● DATASET CONTENT
======
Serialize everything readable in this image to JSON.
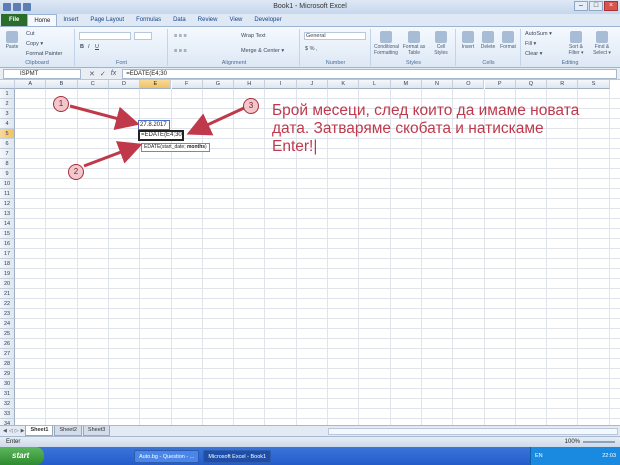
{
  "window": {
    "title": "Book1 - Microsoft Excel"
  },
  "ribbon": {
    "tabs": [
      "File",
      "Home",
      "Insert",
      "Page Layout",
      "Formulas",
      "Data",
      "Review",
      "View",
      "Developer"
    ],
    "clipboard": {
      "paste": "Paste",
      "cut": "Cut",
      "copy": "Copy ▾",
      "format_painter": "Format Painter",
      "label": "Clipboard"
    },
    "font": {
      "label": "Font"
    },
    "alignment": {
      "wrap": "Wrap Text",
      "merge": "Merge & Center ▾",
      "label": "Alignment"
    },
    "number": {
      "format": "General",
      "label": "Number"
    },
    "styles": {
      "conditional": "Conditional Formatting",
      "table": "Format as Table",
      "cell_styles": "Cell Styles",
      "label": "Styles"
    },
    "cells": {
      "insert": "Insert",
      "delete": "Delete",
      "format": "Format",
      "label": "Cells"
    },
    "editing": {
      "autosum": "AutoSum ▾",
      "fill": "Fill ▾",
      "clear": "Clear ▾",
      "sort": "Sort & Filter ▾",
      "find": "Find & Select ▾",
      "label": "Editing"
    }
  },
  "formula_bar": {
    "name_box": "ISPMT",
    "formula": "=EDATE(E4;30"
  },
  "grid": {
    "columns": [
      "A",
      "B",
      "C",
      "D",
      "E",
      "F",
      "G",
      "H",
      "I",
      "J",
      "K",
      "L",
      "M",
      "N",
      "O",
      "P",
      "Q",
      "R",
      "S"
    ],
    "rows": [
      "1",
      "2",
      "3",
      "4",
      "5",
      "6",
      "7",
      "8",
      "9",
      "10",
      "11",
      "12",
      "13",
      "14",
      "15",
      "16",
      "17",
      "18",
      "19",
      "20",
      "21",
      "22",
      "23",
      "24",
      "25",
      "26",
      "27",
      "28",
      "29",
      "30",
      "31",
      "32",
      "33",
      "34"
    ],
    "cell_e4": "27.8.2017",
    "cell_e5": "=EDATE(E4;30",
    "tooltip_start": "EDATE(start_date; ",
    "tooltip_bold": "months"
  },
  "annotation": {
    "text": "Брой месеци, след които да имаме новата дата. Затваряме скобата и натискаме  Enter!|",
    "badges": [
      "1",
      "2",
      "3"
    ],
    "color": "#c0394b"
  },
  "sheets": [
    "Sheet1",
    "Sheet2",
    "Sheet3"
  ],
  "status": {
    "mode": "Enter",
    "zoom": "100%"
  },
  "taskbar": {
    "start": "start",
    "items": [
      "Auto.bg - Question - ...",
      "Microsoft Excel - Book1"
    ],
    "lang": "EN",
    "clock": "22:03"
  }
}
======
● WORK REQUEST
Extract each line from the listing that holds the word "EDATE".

● RESPONSE FOR THIS EXERCISE
    "formula": "=EDATE(E4;30"
    "cell_e5": "=EDATE(E4;30",
    "tooltip_start": "EDATE(start_date; ",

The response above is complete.